Is there anything else you would like to share?
Just gratitude. I heard Barbara Cook in concert about two years ago, and I’ll never forget something she said that night: “You never know if the world will let you sing.” Luckily, the world has let me sing. I sing what moves me—whether it’s crossover, jazz, sacred, musical theater, or pop—and hope that if it moves me, maybe it can move someone else. And that’s why I do what I do. We are all capable of great things. Music has the power to inspire us to be our best selves.
This Friday, February 19, 2016 at 7:30 pm:
80th Academy Awards NYC Meet the Oscars Opening A Night at the Oscars – Jen Creed Sings The Greatest Movie Songs of All Time
624 South 6th Street
Philadelphia, PA 19147
Doors open at 6:30 pm. The show begins at 7:30 pm. Seating is general admission.
Full bar menu and small plates will be available during the show. To receive VIP seating, dine pre-show downstairs at the renowned Parisian Crêperie, Beau Monde.

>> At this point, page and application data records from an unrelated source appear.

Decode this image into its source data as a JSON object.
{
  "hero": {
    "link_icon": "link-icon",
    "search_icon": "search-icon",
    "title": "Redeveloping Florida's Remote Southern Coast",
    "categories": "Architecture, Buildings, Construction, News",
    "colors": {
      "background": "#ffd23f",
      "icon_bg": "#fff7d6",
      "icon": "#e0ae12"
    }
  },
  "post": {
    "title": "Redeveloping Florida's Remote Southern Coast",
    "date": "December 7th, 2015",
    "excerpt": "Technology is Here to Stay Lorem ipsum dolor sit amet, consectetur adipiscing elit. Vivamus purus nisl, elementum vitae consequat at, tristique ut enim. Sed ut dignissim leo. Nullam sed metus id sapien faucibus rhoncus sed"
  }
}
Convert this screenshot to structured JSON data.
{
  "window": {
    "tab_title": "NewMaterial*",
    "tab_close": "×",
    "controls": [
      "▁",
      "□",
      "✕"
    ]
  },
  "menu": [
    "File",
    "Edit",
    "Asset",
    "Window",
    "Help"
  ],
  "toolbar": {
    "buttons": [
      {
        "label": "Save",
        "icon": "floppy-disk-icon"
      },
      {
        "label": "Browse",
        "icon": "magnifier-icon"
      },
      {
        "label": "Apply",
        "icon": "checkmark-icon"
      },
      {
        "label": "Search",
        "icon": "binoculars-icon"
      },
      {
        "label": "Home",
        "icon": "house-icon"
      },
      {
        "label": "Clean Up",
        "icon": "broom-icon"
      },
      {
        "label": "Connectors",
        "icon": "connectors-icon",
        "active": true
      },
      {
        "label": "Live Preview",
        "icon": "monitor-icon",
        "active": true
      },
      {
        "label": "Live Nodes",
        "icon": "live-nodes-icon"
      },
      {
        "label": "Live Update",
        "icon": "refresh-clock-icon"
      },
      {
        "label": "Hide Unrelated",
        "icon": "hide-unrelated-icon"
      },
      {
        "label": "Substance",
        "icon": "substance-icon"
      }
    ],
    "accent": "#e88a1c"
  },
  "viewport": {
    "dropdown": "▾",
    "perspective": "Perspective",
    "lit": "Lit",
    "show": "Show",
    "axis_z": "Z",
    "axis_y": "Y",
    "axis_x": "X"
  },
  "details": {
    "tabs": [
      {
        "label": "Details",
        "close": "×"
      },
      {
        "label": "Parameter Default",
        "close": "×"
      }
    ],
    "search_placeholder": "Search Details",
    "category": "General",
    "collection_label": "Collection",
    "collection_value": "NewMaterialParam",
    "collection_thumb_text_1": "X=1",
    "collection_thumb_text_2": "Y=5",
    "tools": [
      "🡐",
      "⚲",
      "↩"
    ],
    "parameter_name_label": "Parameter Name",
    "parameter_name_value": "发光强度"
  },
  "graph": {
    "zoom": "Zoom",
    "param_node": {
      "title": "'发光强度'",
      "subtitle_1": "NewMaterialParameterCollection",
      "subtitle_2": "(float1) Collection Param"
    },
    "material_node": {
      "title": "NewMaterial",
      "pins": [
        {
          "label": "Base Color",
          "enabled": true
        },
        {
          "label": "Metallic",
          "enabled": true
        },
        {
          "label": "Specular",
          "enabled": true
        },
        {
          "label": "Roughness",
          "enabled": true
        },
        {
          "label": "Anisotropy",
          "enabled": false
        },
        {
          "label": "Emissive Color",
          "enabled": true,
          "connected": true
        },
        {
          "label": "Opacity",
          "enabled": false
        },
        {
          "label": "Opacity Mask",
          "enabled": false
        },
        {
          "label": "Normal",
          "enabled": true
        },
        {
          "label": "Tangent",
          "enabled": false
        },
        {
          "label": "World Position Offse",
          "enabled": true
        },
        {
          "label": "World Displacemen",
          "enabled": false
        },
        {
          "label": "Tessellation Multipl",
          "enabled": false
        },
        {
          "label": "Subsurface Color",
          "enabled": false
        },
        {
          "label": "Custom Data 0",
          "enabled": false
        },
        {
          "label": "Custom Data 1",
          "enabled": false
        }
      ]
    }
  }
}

After purchasing your show tickets call (215) 592-0656 to make a dinner reservation.
Make sure to mention that you will be seeing Jen’s performance upstairs so that you receive preferred reserved seating at the show.
Those under 21 years old must be supervised by an adult.
Wednesday, March 16, 7:30 pm: On The Radio! Jen Creed Sings Pop Legends
Jen Sings Pop Greats by Adele, Sting, Billy Joel, David Bowie, and more.